═══ Record extracts ═══

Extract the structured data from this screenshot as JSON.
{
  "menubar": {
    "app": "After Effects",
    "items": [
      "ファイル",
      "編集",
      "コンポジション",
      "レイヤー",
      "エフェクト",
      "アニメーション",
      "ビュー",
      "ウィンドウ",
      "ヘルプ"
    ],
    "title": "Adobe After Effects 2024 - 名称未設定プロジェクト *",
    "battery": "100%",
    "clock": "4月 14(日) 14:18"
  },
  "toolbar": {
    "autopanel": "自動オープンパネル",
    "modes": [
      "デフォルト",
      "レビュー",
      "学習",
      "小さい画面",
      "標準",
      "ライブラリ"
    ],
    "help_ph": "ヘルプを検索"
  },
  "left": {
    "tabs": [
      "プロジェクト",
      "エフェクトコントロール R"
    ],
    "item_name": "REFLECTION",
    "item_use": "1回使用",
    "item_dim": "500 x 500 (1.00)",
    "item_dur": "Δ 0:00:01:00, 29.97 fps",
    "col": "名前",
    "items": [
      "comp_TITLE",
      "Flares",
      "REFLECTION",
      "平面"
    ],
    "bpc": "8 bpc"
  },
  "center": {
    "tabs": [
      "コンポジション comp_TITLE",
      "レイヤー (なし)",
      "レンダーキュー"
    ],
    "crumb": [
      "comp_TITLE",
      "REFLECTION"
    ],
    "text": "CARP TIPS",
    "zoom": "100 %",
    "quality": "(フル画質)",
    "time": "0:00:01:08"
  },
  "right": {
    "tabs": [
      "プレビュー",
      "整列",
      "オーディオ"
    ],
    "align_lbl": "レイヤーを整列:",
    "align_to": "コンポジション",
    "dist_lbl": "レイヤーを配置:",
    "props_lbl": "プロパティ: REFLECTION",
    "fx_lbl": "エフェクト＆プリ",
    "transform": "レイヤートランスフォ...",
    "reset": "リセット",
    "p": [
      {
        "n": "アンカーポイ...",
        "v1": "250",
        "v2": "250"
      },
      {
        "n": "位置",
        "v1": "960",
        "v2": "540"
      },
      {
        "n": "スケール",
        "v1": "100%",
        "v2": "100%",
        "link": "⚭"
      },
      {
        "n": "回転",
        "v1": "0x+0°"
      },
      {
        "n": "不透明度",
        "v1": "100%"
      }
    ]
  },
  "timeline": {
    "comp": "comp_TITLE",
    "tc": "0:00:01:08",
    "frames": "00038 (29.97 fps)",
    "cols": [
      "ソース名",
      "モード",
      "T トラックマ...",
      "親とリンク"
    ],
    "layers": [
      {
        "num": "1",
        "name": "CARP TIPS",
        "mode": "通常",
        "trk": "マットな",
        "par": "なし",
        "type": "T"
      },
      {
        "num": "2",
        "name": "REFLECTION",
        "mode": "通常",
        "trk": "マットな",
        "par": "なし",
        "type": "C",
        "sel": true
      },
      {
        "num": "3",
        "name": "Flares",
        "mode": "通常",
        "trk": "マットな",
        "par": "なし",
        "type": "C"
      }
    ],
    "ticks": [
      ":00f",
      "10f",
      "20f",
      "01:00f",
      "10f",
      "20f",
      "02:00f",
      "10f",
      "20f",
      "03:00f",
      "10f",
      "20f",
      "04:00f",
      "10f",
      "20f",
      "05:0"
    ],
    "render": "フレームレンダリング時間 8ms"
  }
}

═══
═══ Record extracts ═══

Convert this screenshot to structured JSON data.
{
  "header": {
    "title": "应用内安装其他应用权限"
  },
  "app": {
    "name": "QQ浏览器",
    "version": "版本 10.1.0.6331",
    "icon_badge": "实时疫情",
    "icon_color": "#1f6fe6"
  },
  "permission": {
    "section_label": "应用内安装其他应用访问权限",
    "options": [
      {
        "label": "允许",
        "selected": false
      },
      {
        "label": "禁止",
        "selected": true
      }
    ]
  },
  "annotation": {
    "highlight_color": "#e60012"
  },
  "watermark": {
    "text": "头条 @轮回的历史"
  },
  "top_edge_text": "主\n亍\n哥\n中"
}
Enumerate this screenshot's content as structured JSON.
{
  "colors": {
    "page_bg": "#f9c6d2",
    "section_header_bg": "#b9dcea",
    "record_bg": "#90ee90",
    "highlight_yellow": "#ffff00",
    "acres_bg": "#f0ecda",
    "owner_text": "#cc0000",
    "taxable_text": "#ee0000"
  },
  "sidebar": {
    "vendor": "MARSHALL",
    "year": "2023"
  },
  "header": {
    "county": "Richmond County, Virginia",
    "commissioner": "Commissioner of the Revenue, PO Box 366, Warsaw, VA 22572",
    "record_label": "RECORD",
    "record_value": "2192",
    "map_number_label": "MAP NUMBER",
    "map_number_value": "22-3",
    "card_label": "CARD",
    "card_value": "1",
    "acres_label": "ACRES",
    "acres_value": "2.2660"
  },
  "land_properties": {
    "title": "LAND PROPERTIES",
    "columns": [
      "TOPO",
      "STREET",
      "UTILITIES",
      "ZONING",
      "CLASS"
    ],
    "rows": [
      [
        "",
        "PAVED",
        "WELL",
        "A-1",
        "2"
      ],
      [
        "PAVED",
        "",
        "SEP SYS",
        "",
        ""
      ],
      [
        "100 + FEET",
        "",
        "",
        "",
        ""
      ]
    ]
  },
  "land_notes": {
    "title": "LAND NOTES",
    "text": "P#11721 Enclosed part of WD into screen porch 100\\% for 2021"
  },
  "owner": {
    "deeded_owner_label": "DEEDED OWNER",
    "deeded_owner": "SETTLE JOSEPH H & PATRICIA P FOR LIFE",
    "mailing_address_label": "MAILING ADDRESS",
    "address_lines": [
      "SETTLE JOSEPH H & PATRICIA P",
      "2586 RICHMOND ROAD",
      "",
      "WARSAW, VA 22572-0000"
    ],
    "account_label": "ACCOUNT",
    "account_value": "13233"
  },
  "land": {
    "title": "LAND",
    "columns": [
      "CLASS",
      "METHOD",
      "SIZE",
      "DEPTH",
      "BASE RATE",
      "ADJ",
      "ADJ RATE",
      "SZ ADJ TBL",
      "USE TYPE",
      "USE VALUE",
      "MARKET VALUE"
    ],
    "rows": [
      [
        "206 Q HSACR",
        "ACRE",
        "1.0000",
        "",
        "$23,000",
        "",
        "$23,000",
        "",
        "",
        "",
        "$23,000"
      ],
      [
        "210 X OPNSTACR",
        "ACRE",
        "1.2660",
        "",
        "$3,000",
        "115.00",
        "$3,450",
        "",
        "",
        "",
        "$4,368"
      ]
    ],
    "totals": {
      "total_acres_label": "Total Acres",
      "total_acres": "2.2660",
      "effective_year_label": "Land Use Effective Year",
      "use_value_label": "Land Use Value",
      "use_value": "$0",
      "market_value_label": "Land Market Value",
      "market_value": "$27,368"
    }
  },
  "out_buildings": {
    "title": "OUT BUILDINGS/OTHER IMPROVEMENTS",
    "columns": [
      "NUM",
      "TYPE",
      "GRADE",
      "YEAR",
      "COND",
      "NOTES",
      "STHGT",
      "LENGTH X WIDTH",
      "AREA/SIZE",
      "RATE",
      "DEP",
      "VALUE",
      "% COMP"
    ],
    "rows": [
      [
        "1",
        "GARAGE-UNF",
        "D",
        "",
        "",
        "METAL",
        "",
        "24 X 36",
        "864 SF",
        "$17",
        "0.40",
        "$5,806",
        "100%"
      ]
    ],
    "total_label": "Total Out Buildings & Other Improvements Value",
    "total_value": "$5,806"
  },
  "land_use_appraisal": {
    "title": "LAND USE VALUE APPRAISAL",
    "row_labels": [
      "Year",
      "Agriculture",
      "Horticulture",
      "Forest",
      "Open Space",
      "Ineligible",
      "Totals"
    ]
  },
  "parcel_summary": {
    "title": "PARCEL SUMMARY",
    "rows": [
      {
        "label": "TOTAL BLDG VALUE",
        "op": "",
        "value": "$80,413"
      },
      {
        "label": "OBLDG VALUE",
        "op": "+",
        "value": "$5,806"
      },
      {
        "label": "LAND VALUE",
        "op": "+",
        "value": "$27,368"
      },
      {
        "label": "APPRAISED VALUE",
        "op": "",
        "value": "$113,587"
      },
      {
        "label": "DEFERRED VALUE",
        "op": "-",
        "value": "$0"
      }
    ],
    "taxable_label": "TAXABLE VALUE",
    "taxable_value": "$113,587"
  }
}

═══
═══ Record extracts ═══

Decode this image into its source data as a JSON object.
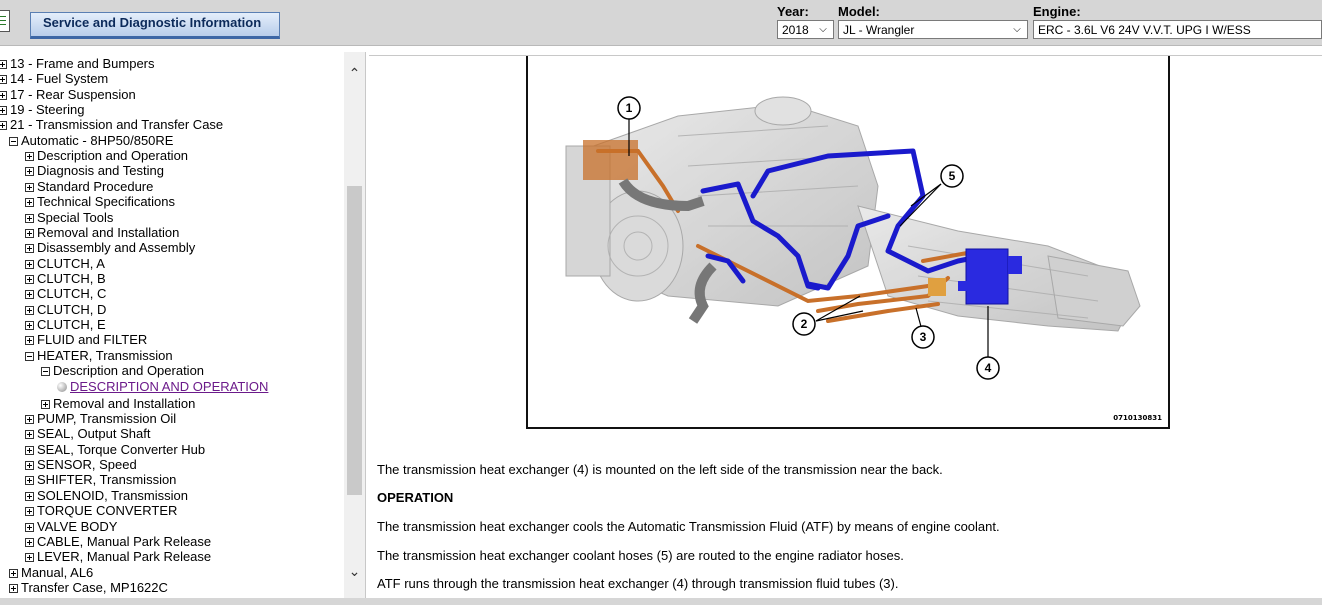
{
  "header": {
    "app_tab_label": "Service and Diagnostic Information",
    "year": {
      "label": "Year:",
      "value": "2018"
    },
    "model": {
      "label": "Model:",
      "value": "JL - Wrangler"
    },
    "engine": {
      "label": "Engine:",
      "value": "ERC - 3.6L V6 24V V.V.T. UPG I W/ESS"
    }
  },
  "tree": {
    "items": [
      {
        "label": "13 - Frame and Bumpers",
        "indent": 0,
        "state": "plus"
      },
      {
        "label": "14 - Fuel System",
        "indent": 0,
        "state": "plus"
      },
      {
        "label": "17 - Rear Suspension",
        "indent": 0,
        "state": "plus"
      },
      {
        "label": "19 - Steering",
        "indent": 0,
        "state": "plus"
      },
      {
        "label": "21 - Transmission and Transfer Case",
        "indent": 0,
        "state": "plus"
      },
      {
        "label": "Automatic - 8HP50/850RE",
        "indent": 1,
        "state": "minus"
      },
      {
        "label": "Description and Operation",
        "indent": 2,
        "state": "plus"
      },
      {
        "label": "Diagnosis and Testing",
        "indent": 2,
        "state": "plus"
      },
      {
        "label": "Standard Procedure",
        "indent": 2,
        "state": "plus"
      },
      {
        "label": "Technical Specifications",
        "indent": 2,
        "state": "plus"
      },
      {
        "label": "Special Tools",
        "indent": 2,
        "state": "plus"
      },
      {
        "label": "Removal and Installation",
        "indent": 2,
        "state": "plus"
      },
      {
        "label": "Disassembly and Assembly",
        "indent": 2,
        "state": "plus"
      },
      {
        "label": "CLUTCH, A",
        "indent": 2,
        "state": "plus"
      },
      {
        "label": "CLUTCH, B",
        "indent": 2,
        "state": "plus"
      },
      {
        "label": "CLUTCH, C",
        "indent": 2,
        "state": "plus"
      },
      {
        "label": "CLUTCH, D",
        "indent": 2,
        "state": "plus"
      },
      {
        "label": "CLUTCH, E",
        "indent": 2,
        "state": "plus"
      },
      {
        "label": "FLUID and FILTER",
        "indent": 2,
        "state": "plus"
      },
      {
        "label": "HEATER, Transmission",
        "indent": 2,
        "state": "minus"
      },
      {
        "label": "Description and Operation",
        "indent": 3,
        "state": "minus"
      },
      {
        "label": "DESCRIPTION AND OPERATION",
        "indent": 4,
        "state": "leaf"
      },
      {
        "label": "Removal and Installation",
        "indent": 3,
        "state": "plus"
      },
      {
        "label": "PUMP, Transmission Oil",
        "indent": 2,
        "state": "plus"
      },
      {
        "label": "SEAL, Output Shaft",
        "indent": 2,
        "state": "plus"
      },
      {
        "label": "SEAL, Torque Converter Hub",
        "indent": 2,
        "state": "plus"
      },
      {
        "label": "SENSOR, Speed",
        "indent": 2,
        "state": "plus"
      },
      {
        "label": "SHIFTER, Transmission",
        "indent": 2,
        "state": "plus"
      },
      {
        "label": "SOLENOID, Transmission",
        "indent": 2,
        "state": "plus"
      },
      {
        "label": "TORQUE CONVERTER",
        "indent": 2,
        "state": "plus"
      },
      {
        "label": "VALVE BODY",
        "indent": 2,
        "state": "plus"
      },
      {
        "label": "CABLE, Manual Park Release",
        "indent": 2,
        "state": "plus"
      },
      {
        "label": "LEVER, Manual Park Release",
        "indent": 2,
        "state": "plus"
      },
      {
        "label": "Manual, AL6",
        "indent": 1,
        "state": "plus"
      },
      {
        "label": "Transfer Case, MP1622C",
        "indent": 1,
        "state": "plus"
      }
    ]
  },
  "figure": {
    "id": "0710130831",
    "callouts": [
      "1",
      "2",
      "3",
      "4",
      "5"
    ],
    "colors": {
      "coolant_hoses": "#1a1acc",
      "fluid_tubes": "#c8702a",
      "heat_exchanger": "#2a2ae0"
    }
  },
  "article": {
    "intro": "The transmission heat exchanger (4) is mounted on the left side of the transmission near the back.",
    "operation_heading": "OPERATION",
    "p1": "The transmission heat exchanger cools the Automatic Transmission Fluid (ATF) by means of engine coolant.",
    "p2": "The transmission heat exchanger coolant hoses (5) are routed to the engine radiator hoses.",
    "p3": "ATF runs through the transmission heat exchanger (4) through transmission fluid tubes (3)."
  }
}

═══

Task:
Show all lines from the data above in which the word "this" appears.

Expected answer:
Extract the structured data from this screenshot as JSON.
Convert this screenshot to structured JSON data.
Enumerate this screenshot's content as structured JSON.
Decode this image into its source data as a JSON object.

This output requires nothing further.